Who is your landscape and garden plants best friend? Mulch. Not only does it make your yard look amazing, it provides numerous benefits to the plants and soil.
According to an article Mulch – Plants’ “Best Friend”, in the Institute of Food and Agricultural Sciences and University of Florida.
Mulch helps to protect plants’ roots from extreme heat and cold by creating a buffer between the soil and the air. Mulch also helps to hold water in the soil for longer, giving the soil time to absorb the water. This helps to avoid excessive watering of plants, which saves water and money.
Mulch contains organic components, and the decomposition of these components adds nutrients to the soil. These nutrients benefit the soil aeration, structure, and drainage.
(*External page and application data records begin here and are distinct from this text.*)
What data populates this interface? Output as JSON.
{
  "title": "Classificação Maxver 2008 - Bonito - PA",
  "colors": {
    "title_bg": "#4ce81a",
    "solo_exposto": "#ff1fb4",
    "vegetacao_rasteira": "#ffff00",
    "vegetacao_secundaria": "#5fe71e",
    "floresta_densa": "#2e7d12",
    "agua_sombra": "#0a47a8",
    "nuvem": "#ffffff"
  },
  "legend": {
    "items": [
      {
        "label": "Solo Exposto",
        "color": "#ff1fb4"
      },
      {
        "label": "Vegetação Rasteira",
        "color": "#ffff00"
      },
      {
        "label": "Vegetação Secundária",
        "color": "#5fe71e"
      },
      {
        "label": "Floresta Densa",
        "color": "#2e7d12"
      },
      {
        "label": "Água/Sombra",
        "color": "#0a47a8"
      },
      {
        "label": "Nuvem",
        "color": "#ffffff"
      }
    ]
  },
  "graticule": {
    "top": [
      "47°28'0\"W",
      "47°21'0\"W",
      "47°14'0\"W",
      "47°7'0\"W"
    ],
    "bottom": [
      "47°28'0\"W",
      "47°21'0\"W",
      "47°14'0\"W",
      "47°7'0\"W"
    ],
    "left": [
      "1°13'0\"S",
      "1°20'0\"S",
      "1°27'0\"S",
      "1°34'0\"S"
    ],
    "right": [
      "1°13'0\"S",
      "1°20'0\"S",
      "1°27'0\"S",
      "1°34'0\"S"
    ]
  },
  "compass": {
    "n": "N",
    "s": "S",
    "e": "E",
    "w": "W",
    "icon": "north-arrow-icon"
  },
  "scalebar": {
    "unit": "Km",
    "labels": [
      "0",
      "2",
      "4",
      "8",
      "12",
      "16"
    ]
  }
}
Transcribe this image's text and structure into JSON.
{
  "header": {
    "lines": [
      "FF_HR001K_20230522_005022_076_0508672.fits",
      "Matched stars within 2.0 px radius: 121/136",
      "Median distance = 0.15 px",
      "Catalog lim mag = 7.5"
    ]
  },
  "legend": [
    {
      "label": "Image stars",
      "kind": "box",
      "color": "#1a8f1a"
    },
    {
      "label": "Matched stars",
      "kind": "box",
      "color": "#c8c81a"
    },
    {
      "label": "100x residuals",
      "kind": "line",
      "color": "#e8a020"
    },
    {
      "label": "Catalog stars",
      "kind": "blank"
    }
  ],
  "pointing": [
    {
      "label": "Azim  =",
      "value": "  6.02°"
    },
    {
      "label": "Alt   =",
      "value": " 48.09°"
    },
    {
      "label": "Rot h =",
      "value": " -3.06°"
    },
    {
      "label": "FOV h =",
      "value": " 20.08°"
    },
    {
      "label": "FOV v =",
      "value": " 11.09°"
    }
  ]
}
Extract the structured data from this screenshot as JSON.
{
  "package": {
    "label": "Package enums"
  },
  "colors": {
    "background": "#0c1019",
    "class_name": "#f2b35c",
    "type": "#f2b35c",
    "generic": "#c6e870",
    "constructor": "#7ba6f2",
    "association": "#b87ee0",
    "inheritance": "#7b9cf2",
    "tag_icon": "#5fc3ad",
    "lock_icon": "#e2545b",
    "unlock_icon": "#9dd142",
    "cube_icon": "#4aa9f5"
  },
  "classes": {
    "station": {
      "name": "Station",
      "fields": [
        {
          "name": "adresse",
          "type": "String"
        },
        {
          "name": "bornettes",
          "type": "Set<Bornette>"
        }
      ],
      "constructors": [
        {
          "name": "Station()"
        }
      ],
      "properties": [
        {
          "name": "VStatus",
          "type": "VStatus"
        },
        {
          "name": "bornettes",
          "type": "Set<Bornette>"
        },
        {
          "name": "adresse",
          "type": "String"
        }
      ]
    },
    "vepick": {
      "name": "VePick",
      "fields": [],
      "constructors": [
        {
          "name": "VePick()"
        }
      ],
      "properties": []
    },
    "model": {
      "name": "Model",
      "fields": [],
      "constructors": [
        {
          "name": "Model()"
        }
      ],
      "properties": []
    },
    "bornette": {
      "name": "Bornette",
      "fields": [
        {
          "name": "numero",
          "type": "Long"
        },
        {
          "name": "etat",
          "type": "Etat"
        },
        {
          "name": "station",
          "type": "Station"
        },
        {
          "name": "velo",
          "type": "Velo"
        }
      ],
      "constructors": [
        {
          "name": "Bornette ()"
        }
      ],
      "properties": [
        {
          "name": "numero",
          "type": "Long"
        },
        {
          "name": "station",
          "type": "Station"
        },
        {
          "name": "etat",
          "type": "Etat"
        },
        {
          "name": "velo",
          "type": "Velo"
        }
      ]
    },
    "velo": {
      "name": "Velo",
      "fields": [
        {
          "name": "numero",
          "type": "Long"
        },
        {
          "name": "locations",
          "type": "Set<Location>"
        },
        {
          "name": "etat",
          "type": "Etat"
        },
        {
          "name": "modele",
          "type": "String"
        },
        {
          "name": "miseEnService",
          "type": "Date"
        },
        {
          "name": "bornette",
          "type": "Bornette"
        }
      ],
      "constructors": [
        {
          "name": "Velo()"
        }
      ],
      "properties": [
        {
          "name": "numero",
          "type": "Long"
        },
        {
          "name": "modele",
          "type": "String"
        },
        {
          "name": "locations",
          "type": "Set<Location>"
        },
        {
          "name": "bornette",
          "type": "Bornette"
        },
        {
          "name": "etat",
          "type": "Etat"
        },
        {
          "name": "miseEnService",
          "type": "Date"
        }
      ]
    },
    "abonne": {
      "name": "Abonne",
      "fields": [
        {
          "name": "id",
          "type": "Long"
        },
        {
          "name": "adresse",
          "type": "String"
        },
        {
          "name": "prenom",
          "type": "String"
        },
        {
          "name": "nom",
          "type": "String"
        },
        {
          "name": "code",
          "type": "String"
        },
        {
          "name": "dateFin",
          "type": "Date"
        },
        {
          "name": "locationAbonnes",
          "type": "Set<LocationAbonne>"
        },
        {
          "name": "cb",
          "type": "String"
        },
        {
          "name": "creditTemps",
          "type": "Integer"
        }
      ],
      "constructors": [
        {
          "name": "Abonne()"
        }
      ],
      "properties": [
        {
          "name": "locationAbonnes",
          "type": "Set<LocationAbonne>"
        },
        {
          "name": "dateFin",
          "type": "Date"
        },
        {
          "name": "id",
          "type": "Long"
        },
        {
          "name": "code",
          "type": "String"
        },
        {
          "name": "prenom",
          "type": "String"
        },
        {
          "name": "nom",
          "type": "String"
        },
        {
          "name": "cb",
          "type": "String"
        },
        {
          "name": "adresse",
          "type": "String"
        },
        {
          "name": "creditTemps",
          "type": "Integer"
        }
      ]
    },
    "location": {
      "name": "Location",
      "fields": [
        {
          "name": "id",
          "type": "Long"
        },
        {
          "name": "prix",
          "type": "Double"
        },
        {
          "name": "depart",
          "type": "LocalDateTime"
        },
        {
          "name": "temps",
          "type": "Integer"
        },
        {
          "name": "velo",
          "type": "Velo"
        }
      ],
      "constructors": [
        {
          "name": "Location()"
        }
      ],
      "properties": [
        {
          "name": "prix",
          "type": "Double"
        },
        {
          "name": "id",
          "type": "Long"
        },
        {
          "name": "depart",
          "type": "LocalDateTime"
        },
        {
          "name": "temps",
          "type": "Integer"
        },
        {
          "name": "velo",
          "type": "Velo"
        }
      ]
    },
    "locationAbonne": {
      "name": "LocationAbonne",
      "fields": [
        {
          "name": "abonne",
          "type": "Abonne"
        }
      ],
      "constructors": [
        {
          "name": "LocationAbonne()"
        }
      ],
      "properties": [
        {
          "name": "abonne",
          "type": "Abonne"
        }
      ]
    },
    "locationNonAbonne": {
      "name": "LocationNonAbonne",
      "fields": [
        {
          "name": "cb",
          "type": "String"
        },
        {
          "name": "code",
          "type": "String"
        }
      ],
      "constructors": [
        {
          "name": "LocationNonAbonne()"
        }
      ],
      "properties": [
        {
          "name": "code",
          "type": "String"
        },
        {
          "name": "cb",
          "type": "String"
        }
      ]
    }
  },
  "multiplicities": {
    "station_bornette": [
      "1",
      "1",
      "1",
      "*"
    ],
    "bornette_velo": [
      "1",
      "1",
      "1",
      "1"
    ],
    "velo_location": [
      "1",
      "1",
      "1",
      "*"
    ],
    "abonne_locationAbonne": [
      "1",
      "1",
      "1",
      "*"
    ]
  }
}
The healthier soil helps lead to healthier plant growth.
Mulch can be used in flower beds and garden, but also for walkways, paths, underneath playground equipment, and outdoor spaces. Mulch is also good for areas in the yard where plants and grass are difficult to grow. But there are important guidelines when it comes to using mulch properly.
Using Mulch Wisely. It is important to maintain a 2-3-inch layer around trees, shrubs, and plant beds. If you let the mulch get too low, you risk exposure to erosion and damage to your plants. If you add too much mulch, the mulch can get in the way of water absorption from rain and irrigation. “Volcano mulching” occurs when mulch is piled too high against the base of a tree, causing moisture to become trapped and encouraging rot in the tree trunk. Mulch piled too high also allows small rodents the opportunity to create habitats; these rodents will then chew the bark of the tree and eventually kill the tree. It is important that the mulched area around a tree has at least an 8-foot diameter to provide cover and nutrients to root systems that extend beyond the drip line